Agreement, #2 of the Four Agreements, created by don Miguel Ruiz, says:
‘Don’t Take Anything Personally.’
Why we should not take anything personally is because “what others say and do is a projection of their own dream.”
The idea “not to take anything personally” is not at all original. Parents (including my own) say just about the same thing after mean kids at school followed their ‘own dreams’ to taunt other children in the schoolyard, leaving the kids with nightmares and traumatic memories:
Parent: “what those bullies say, says more about them, than about you!”
Well maybe some parents should have been on Oprah instead of don Miguel Ruiz, but nonetheless the kinds of things those mean bullies said have inflicted (full disclosure) very real pain for me, and others like me.
While ‘don’t take things personally’ may offer some temporary relief to the receivers of meanness, the concept of ‘don’t things personally’ gives license to mean people to be as mean as they please without having guilt in the process of being mean:
Now that we know that people shouldn’t ‘take things personally,’ we can:
– fire someone unjustly (he/she is a bad boss, don’t take it personally)
– be abusive (he/she is abusive, don’t take it personally)
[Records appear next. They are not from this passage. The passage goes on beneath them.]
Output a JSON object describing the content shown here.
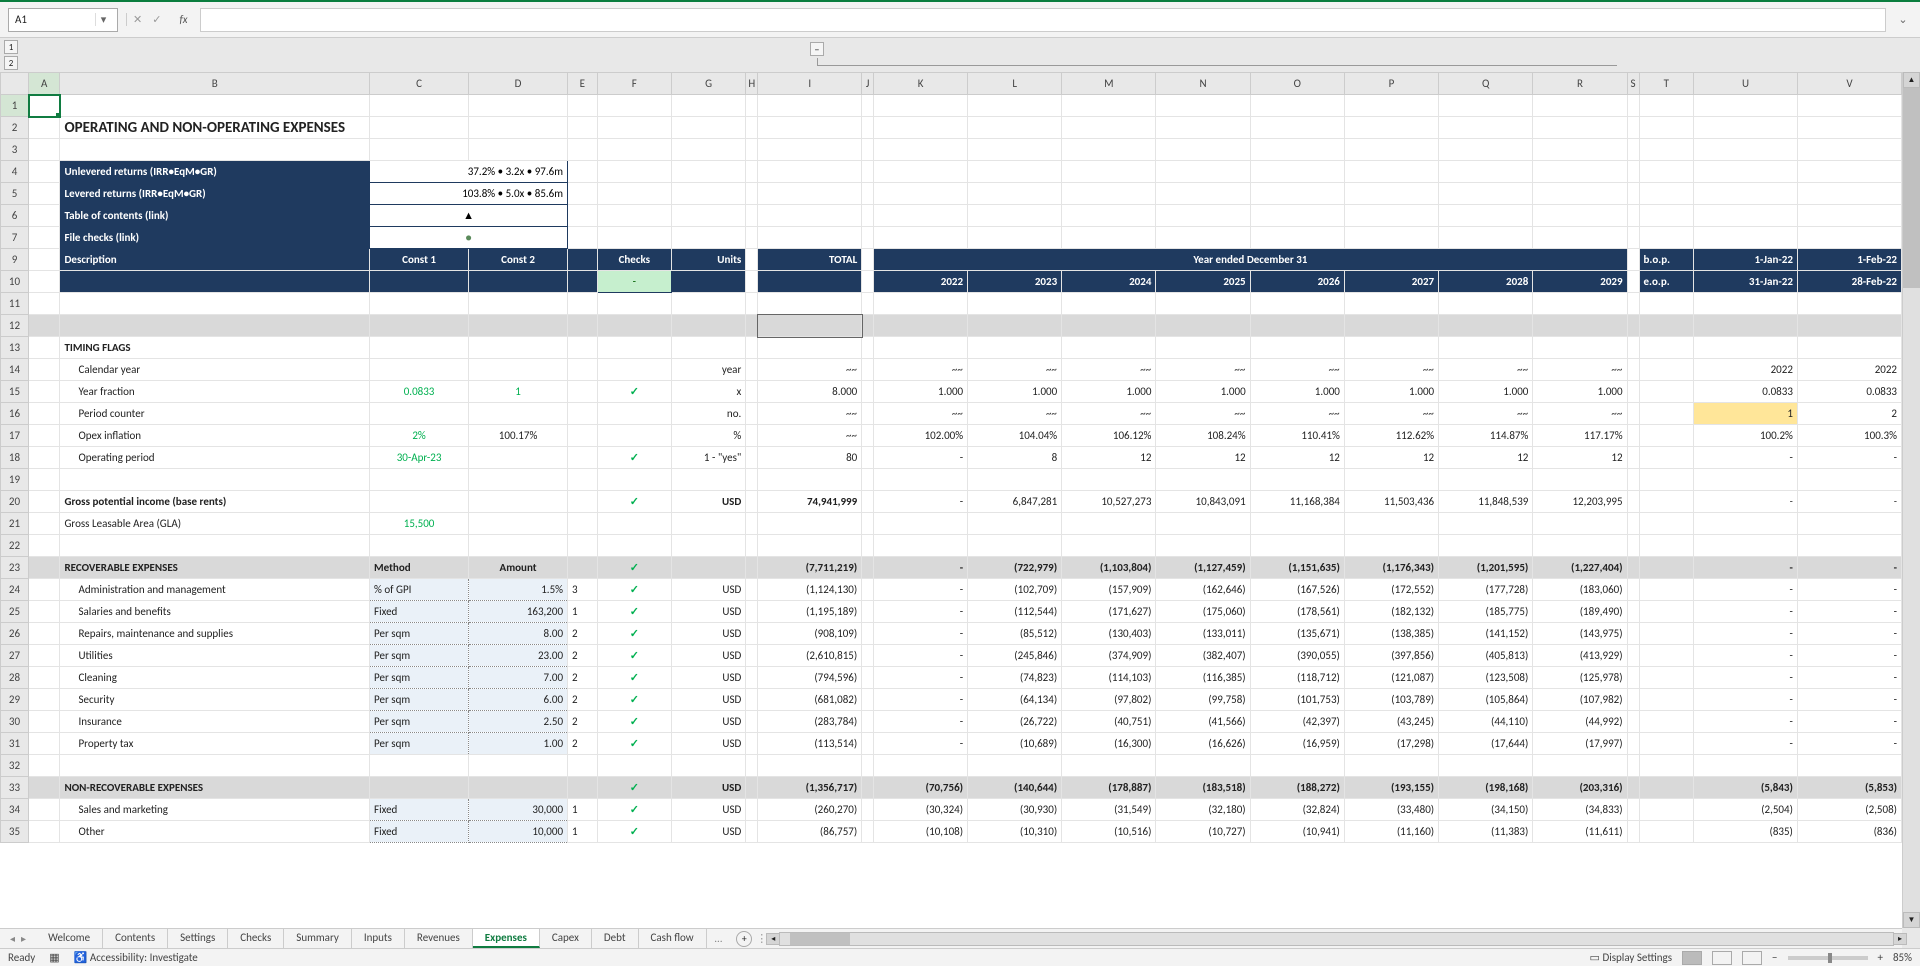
{
  "namebox": "A1",
  "title": "OPERATING AND NON-OPERATING EXPENSES",
  "info": {
    "unlev_lbl": "Unlevered returns (IRR•EqM•GR)",
    "unlev_val": "37.2% • 3.2x • 97.6m",
    "lev_lbl": "Levered returns (IRR•EqM•GR)",
    "lev_val": "103.8% • 5.0x • 85.6m",
    "toc_lbl": "Table of contents (link)",
    "toc_val": "▲",
    "chk_lbl": "File checks (link)",
    "chk_val": "●"
  },
  "hdr": {
    "desc": "Description",
    "c1": "Const 1",
    "c2": "Const 2",
    "checks": "Checks",
    "units": "Units",
    "total": "TOTAL",
    "yearh": "Year ended December 31",
    "years": [
      "2022",
      "2023",
      "2024",
      "2025",
      "2026",
      "2027",
      "2028",
      "2029"
    ],
    "bop": "b.o.p.",
    "eop": "e.o.p.",
    "u1": "1-Jan-22",
    "u2": "1-Feb-22",
    "u1b": "31-Jan-22",
    "u2b": "28-Feb-22",
    "dash": "-"
  },
  "r13": "TIMING FLAGS",
  "r14": {
    "d": "Calendar year",
    "u": "year",
    "t": "~~",
    "y": [
      "~~",
      "~~",
      "~~",
      "~~",
      "~~",
      "~~",
      "~~",
      "~~"
    ],
    "u1": "2022",
    "u2": "2022"
  },
  "r15": {
    "d": "Year fraction",
    "c1": "0.0833",
    "c2": "1",
    "u": "x",
    "t": "8.000",
    "y": [
      "1.000",
      "1.000",
      "1.000",
      "1.000",
      "1.000",
      "1.000",
      "1.000",
      "1.000"
    ],
    "u1": "0.0833",
    "u2": "0.0833"
  },
  "r16": {
    "d": "Period counter",
    "u": "no.",
    "t": "~~",
    "y": [
      "~~",
      "~~",
      "~~",
      "~~",
      "~~",
      "~~",
      "~~",
      "~~"
    ],
    "u1": "1",
    "u2": "2"
  },
  "r17": {
    "d": "Opex inflation",
    "c1": "2%",
    "c2": "100.17%",
    "u": "%",
    "t": "~~",
    "y": [
      "102.00%",
      "104.04%",
      "106.12%",
      "108.24%",
      "110.41%",
      "112.62%",
      "114.87%",
      "117.17%"
    ],
    "u1": "100.2%",
    "u2": "100.3%"
  },
  "r18": {
    "d": "Operating period",
    "c1": "30-Apr-23",
    "u": "1 - \"yes\"",
    "t": "80",
    "y": [
      "-",
      "8",
      "12",
      "12",
      "12",
      "12",
      "12",
      "12"
    ],
    "u1": "-",
    "u2": "-"
  },
  "r20": {
    "d": "Gross potential income (base rents)",
    "u": "USD",
    "t": "74,941,999",
    "y": [
      "-",
      "6,847,281",
      "10,527,273",
      "10,843,091",
      "11,168,384",
      "11,503,436",
      "11,848,539",
      "12,203,995"
    ],
    "u1": "-",
    "u2": "-"
  },
  "r21": {
    "d": "Gross Leasable Area (GLA)",
    "c1": "15,500"
  },
  "r23": {
    "d": "RECOVERABLE EXPENSES",
    "m": "Method",
    "a": "Amount",
    "t": "(7,711,219)",
    "y": [
      "-",
      "(722,979)",
      "(1,103,804)",
      "(1,127,459)",
      "(1,151,635)",
      "(1,176,343)",
      "(1,201,595)",
      "(1,227,404)"
    ],
    "u1": "-",
    "u2": "-"
  },
  "r24": {
    "d": "Administration and management",
    "m": "% of GPI",
    "a": "1.5%",
    "e": "3",
    "u": "USD",
    "t": "(1,124,130)",
    "y": [
      "-",
      "(102,709)",
      "(157,909)",
      "(162,646)",
      "(167,526)",
      "(172,552)",
      "(177,728)",
      "(183,060)"
    ],
    "u1": "-",
    "u2": "-"
  },
  "r25": {
    "d": "Salaries and benefits",
    "m": "Fixed",
    "a": "163,200",
    "e": "1",
    "u": "USD",
    "t": "(1,195,189)",
    "y": [
      "-",
      "(112,544)",
      "(171,627)",
      "(175,060)",
      "(178,561)",
      "(182,132)",
      "(185,775)",
      "(189,490)"
    ],
    "u1": "-",
    "u2": "-"
  },
  "r26": {
    "d": "Repairs, maintenance and supplies",
    "m": "Per sqm",
    "a": "8.00",
    "e": "2",
    "u": "USD",
    "t": "(908,109)",
    "y": [
      "-",
      "(85,512)",
      "(130,403)",
      "(133,011)",
      "(135,671)",
      "(138,385)",
      "(141,152)",
      "(143,975)"
    ],
    "u1": "-",
    "u2": "-"
  },
  "r27": {
    "d": "Utilities",
    "m": "Per sqm",
    "a": "23.00",
    "e": "2",
    "u": "USD",
    "t": "(2,610,815)",
    "y": [
      "-",
      "(245,846)",
      "(374,909)",
      "(382,407)",
      "(390,055)",
      "(397,856)",
      "(405,813)",
      "(413,929)"
    ],
    "u1": "-",
    "u2": "-"
  },
  "r28": {
    "d": "Cleaning",
    "m": "Per sqm",
    "a": "7.00",
    "e": "2",
    "u": "USD",
    "t": "(794,596)",
    "y": [
      "-",
      "(74,823)",
      "(114,103)",
      "(116,385)",
      "(118,712)",
      "(121,087)",
      "(123,508)",
      "(125,978)"
    ],
    "u1": "-",
    "u2": "-"
  },
  "r29": {
    "d": "Security",
    "m": "Per sqm",
    "a": "6.00",
    "e": "2",
    "u": "USD",
    "t": "(681,082)",
    "y": [
      "-",
      "(64,134)",
      "(97,802)",
      "(99,758)",
      "(101,753)",
      "(103,789)",
      "(105,864)",
      "(107,982)"
    ],
    "u1": "-",
    "u2": "-"
  },
  "r30": {
    "d": "Insurance",
    "m": "Per sqm",
    "a": "2.50",
    "e": "2",
    "u": "USD",
    "t": "(283,784)",
    "y": [
      "-",
      "(26,722)",
      "(40,751)",
      "(41,566)",
      "(42,397)",
      "(43,245)",
      "(44,110)",
      "(44,992)"
    ],
    "u1": "-",
    "u2": "-"
  },
  "r31": {
    "d": "Property tax",
    "m": "Per sqm",
    "a": "1.00",
    "e": "2",
    "u": "USD",
    "t": "(113,514)",
    "y": [
      "-",
      "(10,689)",
      "(16,300)",
      "(16,626)",
      "(16,959)",
      "(17,298)",
      "(17,644)",
      "(17,997)"
    ],
    "u1": "-",
    "u2": "-"
  },
  "r33": {
    "d": "NON-RECOVERABLE EXPENSES",
    "u": "USD",
    "t": "(1,356,717)",
    "y": [
      "(70,756)",
      "(140,644)",
      "(178,887)",
      "(183,518)",
      "(188,272)",
      "(193,155)",
      "(198,168)",
      "(203,316)"
    ],
    "u1": "(5,843)",
    "u2": "(5,853)"
  },
  "r34": {
    "d": "Sales and marketing",
    "m": "Fixed",
    "a": "30,000",
    "e": "1",
    "u": "USD",
    "t": "(260,270)",
    "y": [
      "(30,324)",
      "(30,930)",
      "(31,549)",
      "(32,180)",
      "(32,824)",
      "(33,480)",
      "(34,150)",
      "(34,833)"
    ],
    "u1": "(2,504)",
    "u2": "(2,508)"
  },
  "r35": {
    "d": "Other",
    "m": "Fixed",
    "a": "10,000",
    "e": "1",
    "u": "USD",
    "t": "(86,757)",
    "y": [
      "(10,108)",
      "(10,310)",
      "(10,516)",
      "(10,727)",
      "(10,941)",
      "(11,160)",
      "(11,383)",
      "(11,611)"
    ],
    "u1": "(835)",
    "u2": "(836)"
  },
  "tabs": [
    "Welcome",
    "Contents",
    "Settings",
    "Checks",
    "Summary",
    "Inputs",
    "Revenues",
    "Expenses",
    "Capex",
    "Debt",
    "Cash flow"
  ],
  "active_tab": 7,
  "status": {
    "ready": "Ready",
    "acc": "Accessibility: Investigate",
    "disp": "Display Settings",
    "zoom": "85%"
  },
  "chk": "✓"
}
– have an affair (he/she was feeling so stressed, don’t take it personaly)
– call someone a racist or homophobic name (he’s just a racist or homophobic, don’t take it personally)
– in fact, we can say anything we darn please, because, after all, it’s up to the other person to ‘not take anything personally.’
If there is pain inflicted, it’s because the receiver fails to ‘not take things personally,’ not that the mean person has been cruel, racist or in any way culpable for their cruelty.
It is noteable that the authority and evidence upon which don Miguel Ruiz’s axioms are based stem not only from his expertise as a former neurosurgeon, but also from his
“having survived a near fatal car accident where he ‘experienced himself in a state of pure awareness.”
To this ‘high level’ of ‘expertise’ I can only say “oy vey.”
Indeed, it is frightening to see how many intelligent and thoughtful individuals on ‘the path’ have wholeheartedly swallowed this made-up guidance in their efforts to become more enlightened and humanistic in their approach to other human beings.
What ‘don’t take anything personally’ does, in effect, is to give license to hurt whoever you want, whenever you want, as much as you want, and walk away, guilt free to hurt someone else.
No guilt, no problem, no pain.
Is this really the philosophy we want to follow in order to improve ourselves as kind and compassionate human beings?